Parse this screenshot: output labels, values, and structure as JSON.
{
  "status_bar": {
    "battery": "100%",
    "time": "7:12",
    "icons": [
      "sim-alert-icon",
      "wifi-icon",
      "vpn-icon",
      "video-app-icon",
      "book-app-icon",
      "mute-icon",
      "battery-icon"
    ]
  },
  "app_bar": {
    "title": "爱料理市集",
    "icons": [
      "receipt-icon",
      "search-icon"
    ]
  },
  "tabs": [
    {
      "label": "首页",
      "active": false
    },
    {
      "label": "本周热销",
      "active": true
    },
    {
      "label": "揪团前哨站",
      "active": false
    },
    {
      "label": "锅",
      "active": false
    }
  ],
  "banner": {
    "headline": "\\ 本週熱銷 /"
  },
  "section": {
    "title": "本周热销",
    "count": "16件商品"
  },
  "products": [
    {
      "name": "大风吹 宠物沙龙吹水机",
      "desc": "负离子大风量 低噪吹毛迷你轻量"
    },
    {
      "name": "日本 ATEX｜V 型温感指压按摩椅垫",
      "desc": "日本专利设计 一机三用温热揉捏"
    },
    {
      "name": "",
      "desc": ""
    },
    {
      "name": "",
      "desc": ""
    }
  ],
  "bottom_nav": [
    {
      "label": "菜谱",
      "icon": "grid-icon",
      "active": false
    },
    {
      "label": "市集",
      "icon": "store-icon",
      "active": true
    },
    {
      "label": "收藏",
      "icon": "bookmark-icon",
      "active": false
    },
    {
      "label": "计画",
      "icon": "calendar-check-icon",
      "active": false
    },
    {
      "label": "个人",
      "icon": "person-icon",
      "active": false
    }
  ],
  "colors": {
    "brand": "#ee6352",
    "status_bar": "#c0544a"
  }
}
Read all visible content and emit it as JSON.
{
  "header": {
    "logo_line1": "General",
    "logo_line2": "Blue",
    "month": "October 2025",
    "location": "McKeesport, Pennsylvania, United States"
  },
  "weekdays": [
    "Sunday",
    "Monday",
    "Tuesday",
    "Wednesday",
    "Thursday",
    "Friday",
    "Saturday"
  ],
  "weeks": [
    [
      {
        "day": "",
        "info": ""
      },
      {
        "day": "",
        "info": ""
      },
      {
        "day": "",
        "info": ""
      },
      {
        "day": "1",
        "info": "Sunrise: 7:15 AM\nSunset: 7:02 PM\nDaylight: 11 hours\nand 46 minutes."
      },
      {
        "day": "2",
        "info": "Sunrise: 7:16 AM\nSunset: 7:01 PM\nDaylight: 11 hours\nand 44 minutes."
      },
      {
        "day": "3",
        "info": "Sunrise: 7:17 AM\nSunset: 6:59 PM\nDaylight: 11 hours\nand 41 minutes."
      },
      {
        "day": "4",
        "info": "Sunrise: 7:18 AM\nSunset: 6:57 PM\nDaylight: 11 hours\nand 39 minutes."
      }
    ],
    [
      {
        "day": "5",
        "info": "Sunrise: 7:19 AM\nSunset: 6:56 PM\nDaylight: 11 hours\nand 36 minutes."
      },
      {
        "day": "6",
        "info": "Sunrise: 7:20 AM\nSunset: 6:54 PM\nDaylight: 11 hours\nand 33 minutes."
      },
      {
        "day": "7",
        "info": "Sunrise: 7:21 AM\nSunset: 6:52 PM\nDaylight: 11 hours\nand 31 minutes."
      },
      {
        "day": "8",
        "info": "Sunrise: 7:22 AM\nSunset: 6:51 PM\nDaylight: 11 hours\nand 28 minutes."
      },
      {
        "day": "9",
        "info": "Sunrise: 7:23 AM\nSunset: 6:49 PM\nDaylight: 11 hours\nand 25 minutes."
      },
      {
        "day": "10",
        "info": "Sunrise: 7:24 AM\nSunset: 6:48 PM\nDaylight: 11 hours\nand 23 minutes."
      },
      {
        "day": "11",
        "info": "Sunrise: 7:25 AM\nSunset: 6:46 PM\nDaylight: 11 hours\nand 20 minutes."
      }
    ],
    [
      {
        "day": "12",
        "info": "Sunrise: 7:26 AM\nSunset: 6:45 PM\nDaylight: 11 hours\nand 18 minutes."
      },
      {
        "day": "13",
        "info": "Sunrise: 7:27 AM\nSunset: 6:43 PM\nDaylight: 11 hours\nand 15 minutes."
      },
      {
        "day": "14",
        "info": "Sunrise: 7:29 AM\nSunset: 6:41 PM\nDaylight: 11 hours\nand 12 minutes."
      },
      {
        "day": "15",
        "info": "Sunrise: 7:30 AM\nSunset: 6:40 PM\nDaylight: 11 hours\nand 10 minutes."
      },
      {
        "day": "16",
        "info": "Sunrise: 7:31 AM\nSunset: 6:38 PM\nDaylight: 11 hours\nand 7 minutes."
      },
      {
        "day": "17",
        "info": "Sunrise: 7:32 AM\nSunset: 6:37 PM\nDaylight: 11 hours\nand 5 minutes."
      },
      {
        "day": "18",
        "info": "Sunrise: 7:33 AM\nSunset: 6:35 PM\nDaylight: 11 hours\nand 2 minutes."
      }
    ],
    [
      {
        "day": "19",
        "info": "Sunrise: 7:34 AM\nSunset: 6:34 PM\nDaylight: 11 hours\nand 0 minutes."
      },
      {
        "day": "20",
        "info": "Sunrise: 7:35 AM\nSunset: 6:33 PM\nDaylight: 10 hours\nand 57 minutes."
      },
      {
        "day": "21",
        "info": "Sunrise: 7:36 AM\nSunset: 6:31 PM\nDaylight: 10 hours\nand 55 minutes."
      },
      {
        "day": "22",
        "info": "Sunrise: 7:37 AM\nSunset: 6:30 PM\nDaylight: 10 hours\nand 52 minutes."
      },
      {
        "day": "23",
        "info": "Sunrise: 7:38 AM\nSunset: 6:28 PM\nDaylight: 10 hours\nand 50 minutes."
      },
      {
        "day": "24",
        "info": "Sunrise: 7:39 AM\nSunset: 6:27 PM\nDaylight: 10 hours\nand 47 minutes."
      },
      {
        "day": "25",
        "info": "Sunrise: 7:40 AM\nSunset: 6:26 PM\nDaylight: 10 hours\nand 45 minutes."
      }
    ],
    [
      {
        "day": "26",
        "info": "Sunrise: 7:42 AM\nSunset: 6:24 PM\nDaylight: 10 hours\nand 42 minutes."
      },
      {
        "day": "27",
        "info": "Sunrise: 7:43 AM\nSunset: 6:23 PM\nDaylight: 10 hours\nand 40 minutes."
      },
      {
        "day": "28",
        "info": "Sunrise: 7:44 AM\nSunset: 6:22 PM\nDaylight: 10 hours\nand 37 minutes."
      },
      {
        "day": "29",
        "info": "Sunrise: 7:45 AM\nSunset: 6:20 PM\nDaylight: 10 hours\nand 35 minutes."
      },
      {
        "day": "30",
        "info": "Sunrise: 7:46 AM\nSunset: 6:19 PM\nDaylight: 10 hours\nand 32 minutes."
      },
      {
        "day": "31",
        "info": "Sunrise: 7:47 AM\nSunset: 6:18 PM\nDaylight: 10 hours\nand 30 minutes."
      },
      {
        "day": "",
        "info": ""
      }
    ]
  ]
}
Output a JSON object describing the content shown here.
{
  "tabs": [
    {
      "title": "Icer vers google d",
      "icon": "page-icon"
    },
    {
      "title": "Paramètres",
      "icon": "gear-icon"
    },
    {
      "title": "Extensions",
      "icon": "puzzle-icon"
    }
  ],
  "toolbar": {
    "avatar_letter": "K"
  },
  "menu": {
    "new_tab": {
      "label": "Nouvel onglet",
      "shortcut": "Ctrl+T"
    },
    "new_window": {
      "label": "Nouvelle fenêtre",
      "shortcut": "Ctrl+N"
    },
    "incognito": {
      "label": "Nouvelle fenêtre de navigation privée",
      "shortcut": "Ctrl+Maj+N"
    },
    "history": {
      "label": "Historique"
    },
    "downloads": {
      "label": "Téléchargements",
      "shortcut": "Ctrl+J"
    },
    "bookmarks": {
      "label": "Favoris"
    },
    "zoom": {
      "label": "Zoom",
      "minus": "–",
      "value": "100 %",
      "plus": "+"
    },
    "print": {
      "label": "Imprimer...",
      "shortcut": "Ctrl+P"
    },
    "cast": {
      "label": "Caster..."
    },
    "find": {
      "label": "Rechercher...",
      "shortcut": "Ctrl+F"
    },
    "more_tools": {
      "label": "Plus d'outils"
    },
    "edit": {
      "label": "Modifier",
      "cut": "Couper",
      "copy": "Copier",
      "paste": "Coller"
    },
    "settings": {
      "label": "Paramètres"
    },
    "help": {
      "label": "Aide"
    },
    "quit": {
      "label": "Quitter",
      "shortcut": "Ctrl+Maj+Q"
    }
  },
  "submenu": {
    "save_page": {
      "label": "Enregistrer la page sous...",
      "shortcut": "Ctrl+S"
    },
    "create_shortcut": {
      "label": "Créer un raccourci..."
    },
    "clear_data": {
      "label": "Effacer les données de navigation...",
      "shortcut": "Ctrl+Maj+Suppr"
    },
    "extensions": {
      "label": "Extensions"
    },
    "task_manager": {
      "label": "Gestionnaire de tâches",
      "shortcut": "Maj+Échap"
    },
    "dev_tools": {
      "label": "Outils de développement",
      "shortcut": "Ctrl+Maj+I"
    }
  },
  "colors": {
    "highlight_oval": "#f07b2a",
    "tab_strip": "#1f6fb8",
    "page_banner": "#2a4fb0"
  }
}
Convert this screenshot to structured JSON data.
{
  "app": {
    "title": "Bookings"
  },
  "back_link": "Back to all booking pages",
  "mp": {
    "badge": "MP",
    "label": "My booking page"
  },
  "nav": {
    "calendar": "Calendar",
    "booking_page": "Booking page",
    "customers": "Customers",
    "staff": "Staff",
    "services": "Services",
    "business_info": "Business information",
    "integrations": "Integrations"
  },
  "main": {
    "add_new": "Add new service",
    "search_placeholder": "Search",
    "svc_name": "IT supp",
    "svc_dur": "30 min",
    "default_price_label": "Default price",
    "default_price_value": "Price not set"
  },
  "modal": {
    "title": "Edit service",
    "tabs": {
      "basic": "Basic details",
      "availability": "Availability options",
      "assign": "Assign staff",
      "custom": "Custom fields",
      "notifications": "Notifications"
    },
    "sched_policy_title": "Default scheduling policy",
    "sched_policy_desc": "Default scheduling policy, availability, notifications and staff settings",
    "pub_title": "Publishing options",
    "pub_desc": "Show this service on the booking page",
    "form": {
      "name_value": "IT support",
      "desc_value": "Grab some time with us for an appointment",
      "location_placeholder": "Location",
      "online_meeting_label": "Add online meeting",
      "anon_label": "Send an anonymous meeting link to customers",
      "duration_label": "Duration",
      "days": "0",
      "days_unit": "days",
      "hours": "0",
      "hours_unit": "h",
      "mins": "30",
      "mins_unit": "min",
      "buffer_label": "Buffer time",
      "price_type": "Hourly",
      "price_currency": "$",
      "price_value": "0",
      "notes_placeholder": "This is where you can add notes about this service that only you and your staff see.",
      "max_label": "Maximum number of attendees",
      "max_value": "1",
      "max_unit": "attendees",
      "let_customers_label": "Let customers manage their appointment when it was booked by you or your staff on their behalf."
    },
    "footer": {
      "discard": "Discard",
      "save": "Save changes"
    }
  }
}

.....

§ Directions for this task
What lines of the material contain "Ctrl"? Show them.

§ Result of the exercise
      "shortcut": "Ctrl+T"
      "shortcut": "Ctrl+N"
      "shortcut": "Ctrl+Maj+N"
      "shortcut": "Ctrl+J"
      "shortcut": "Ctrl+P"
      "shortcut": "Ctrl+F"
      "shortcut": "Ctrl+Maj+Q"
      "shortcut": "Ctrl+S"
      "shortcut": "Ctrl+Maj+Suppr"
      "shortcut": "Ctrl+Maj+I"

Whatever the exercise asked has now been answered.